● What needs to be done: Report each line of the data below in which "Herkes" appears.

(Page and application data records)
::::::::::
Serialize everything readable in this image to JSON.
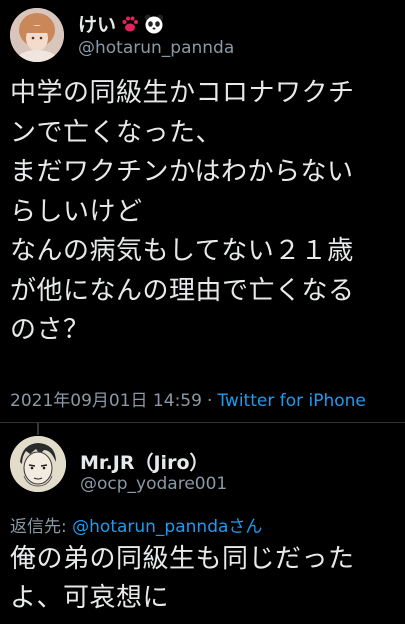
{
  "main_tweet": {
    "display_name": "けい",
    "name_emojis": [
      "paw-emoji",
      "panda-emoji"
    ],
    "handle": "@hotarun_pannda",
    "text": "中学の同級生かコロナワクチ\nンで亡くなった、\nまだワクチンかはわからない\nらしいけど\nなんの病気もしてない２１歳\nが他になんの理由で亡くなる\nのさ？",
    "timestamp": "2021年09月01日 14:59",
    "separator": "·",
    "client": "Twitter for iPhone",
    "avatar": "profile-photo"
  },
  "reply": {
    "display_name": "Mr.JR（Jiro）",
    "handle": "@ocp_yodare001",
    "replying_prefix": "返信先: ",
    "replying_handle": "@hotarun_pannda",
    "replying_suffix": "さん",
    "text": "俺の弟の同級生も同じだった\nよ、可哀想に",
    "avatar": "manga-drawing"
  },
  "colors": {
    "background": "#000000",
    "text": "#e7e9ea",
    "secondary": "#8b98a5",
    "link": "#1d9bf0",
    "divider": "#2f3336"
  }
}
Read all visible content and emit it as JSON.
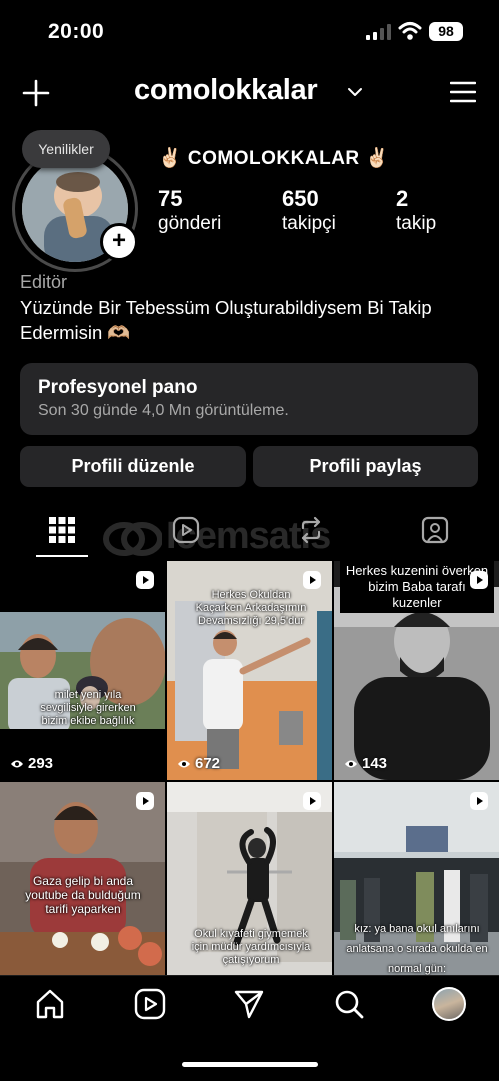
{
  "status": {
    "time": "20:00",
    "battery": "98"
  },
  "header": {
    "username": "comolokkalar"
  },
  "profile": {
    "news_badge": "Yenilikler",
    "display_name": "✌🏻 COMOLOKKALAR ✌🏻",
    "stats": [
      {
        "value": "75",
        "label": "gönderi"
      },
      {
        "value": "650",
        "label": "takipçi"
      },
      {
        "value": "2",
        "label": "takip"
      }
    ],
    "category": "Editör",
    "bio": "Yüzünde Bir Tebessüm Oluşturabildiysem Bi Takip Edermisin 🫶🏼"
  },
  "dashboard": {
    "title": "Profesyonel pano",
    "subtitle": "Son 30 günde 4,0 Mn görüntüleme."
  },
  "buttons": {
    "edit": "Profili düzenle",
    "share": "Profili paylaş"
  },
  "watermark": "Icemsatis",
  "grid": [
    {
      "caption": "milet yeni yıla sevgilisiyle girerken bizim ekibe bağlılık",
      "views": "293"
    },
    {
      "caption": "Herkes Okuldan Kaçarken Arkadaşımın Devamsızlığı 29,5'dur",
      "views": "672"
    },
    {
      "caption": "Herkes kuzenini överken bizim Baba tarafı kuzenler",
      "views": "143"
    },
    {
      "caption": "Gaza gelip bi anda youtube da bulduğum tarifi yaparken",
      "views": ""
    },
    {
      "caption": "Okul kıyafeti giymemek için müdür yardımcısıyla çatışıyorum",
      "views": ""
    },
    {
      "caption": "kız: ya bana okul anılarını anlatsana o sırada okulda en normal gün:",
      "views": ""
    }
  ],
  "icons": {
    "header": [
      "plus-icon",
      "chevron-down-icon",
      "menu-icon"
    ],
    "tabs": [
      "grid-icon",
      "reels-icon",
      "reposts-icon",
      "tagged-icon"
    ],
    "nav": [
      "home-icon",
      "reels-icon",
      "send-icon",
      "search-icon",
      "profile-avatar"
    ]
  },
  "colors": {
    "background": "#000000",
    "card": "#262628",
    "secondary_text": "#a8a8a8"
  }
}
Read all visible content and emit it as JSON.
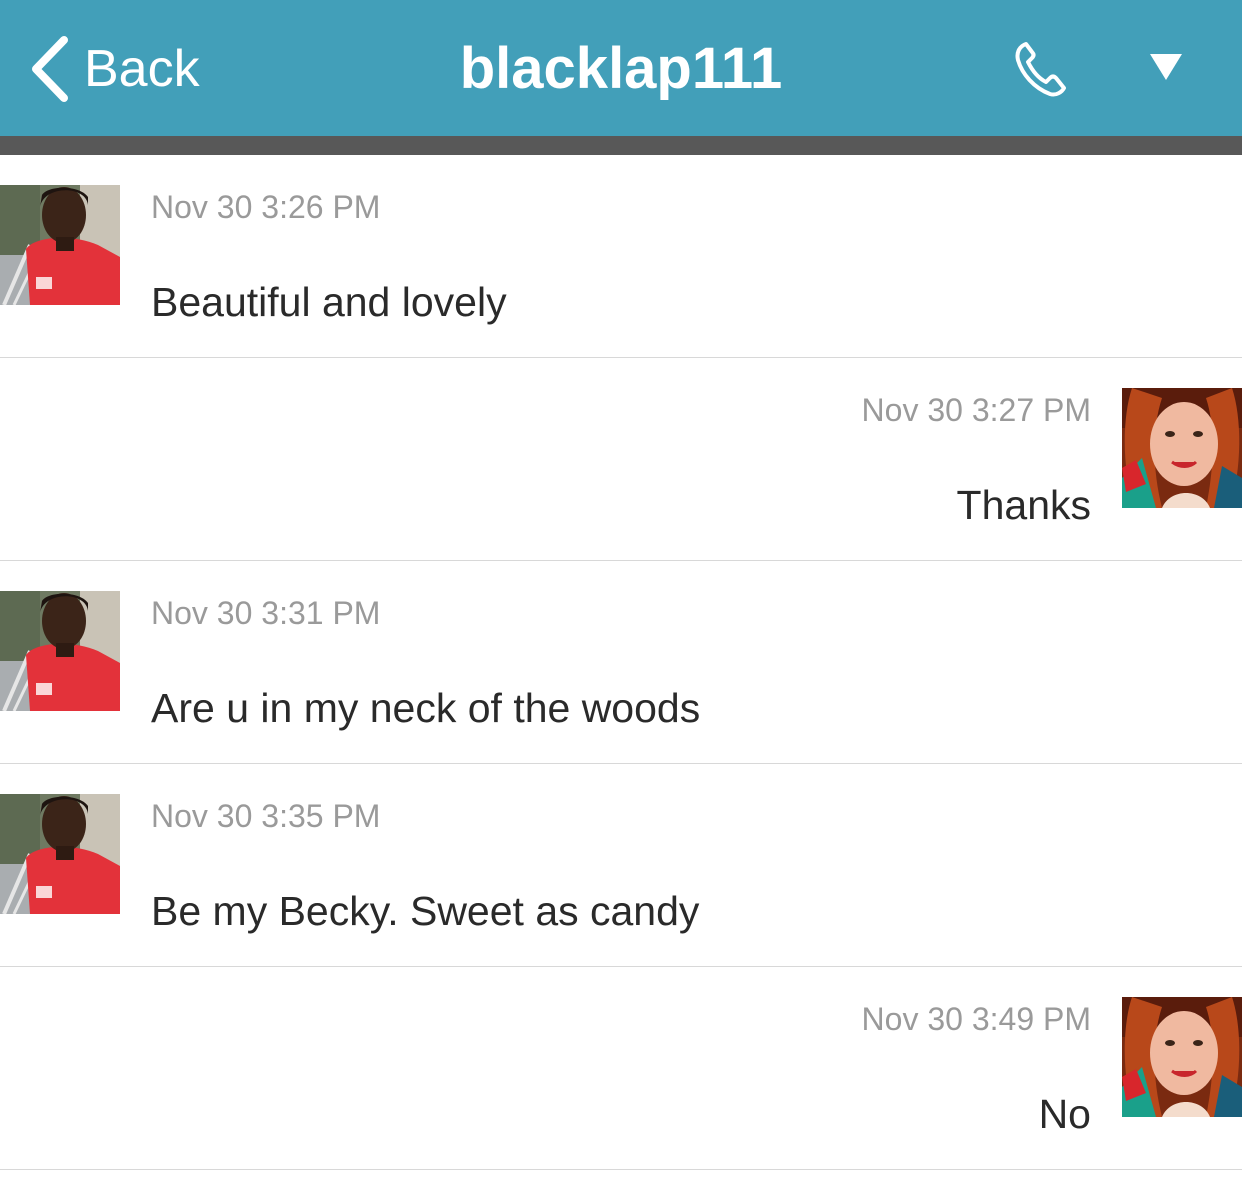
{
  "header": {
    "back_label": "Back",
    "title": "blacklap111",
    "call_icon": "phone-icon",
    "menu_icon": "triangle-down-icon",
    "bg_color": "#429fb9"
  },
  "messages": [
    {
      "sender": "contact",
      "timestamp": "Nov 30 3:26 PM",
      "text": "Beautiful and lovely"
    },
    {
      "sender": "me",
      "timestamp": "Nov 30 3:27 PM",
      "text": "Thanks"
    },
    {
      "sender": "contact",
      "timestamp": "Nov 30 3:31 PM",
      "text": "Are u in my neck of the woods"
    },
    {
      "sender": "contact",
      "timestamp": "Nov 30 3:35 PM",
      "text": "Be my Becky. Sweet as candy"
    },
    {
      "sender": "me",
      "timestamp": "Nov 30 3:49 PM",
      "text": "No"
    }
  ]
}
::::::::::
● Completed task:
      "caption": "Herkes Okuldan Kaçarken Arkadaşımın Devamsızlığı 29,5'dur",
      "caption": "Herkes kuzenini överken bizim Baba tarafı kuzenler",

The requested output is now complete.